Annual cost Year dollars Summary
Program costs $2,602 2013 Present value of net program costs (in 2022 dollars) ($1,418)
Comparison costs $1,432 2013 Cost range (+ or -) 20%
The cost of treatment is the weighted average cost for studies included in the analysis. We calculate this average cost using Washington's Medicaid hourly reimbursement rates for individual or group outpatient therapy times the weighted average of total hours of outpatient individual or group therapy across the studies. Treatment group costs also include the cost of the vouchers. These costs are estimated from the studies included in the analysis. We used the average voucher received when available and the maximum possible voucher when an average was not reported. Comparison group costs are computed in a similar manner based on treatment received in the studies (individual or group treatment as usual or no treatment).
The figures shown are estimates of the costs to implement programs in Washington. The comparison group costs reflect either no treatment or treatment as usual, depending on how effect sizes were calculated in the meta-analysis. The cost range reported above reflects potential variation or uncertainty in the cost estimate; more detail can be found in our Technical Documentation.
Benefits Minus Costs
Benefits by Perspective
Taxpayer Benefits by Source of Value
Benefits Minus Costs Over Time (Cumulative Discounted Dollars)
The graph above illustrates the estimated cumulative net benefits per-participant for the first fifty years beyond the initial investment in the program. We present these cash flows in discounted dollars. If the dollars are negative (bars below $0 line), the cumulative benefits do not outweigh the cost of the program up to that point in time. The program breaks even when the dollars reach $0. At this point, the total benefits to participants, taxpayers, and others, are equal to the cost of the program. If the dollars are above $0, the benefits of the program exceed the initial investment.

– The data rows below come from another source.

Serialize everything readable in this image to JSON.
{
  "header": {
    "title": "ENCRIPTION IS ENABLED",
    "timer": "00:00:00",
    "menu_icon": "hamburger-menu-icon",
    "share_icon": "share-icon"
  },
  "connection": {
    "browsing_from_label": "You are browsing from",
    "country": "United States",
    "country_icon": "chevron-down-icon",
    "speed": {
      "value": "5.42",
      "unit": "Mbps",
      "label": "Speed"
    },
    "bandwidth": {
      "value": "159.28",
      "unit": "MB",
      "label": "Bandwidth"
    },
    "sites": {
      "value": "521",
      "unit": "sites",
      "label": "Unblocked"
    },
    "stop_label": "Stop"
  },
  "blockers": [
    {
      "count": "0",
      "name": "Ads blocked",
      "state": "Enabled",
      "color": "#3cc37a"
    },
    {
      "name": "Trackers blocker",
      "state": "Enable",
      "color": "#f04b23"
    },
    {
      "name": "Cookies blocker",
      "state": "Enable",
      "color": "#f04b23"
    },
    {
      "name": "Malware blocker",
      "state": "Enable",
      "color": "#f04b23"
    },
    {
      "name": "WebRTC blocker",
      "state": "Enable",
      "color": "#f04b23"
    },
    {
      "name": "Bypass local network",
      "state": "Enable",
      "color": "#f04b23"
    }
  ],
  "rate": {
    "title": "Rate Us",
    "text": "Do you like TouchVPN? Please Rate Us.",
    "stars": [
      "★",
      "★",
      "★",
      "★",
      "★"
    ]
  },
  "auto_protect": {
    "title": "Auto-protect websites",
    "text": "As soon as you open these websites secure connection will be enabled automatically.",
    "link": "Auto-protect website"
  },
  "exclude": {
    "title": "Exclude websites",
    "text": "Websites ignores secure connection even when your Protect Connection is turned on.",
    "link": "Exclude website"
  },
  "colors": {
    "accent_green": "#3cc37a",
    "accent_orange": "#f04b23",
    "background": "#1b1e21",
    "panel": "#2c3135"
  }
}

Citations Used in the Meta-Analysis

Bickel, W.K., Marsch, L.A., Buchhalter, A.R., & Badger, G.J. (2008). Computerized behavior therapy for opioid-dependent outpatients: a randomized controlled trial. Experimental and Clinical Psychopharmacology, 16(2), 132-143.

Chopra, M.P., Landes, R.D., Gatchalian, K.M., Jackson, L.C., Buchhalter, A.R., Stitzer, M.L., . . . Bickel, W.K. (2009). Buprenorphine medication versus voucher contingencies in promoting abstinence from opioids and cocaine. Experimental and Clinical Psychopharmacology, 17(4), 226-236.

Garcia-Rodriguez, O., Secades-Villa, R., Higgins, S.T., Fernandez-Hermida, J.R., Carballo, J.L., Errasti, P.J.M., & Al-halabi, D.S. (2009). Effects of voucher-based intervention on abstinence and retention in an outpatient treatment for cocaine addiction: a randomized controlled trial. Experimental and Clinical Psychopharmacology, 17(3), 131-138.

Higgins, S.T., Delaney, D.D., Budney, A.J., Bickel, W.K., Hughes, J.R., Foerg, F., & Fenwick, J.W. (1991). A behavioral approach to achieving initial cocaine abstinence. The American Journal of Psychiatry, 148(9), 1218-1224.

Higgins, S.T., Budney, A.J, Bickel, W.K., Hughes, J.R., Foerg, F., & Badger, G. (1993). Achieving Cocaine Abstinence with a Behavioral Approach. American Journal of Psychiatry, 150(5), 763-769.

Secades-Villa, R., Garci?a-Rodríguez, O., García-Fernández, G., Sànchez-Hervàs, E., Fernández-Hermida, J.R., & Higgins, S.T. (2011). Community reinforcement approach plus vouchers among cocaine-dependent outpatients: twelve-month outcomes. Psychology of Addictive Behaviors : Journal of the Society of Psychologists in Addictive Behaviors, 25(1), 174-9.

Secades-Villa, R., Garci?a-Rodri?guez, O., Higgins, S.T., Ferna?ndez-Hermida, J.R., & Carballo, J.L. (2008). Community reinforcement approach plus vouchers for cocaine dependence in a community setting in Spain: six-month outcomes. Journal of Substance Abuse Treatment, 34(2), 202-207.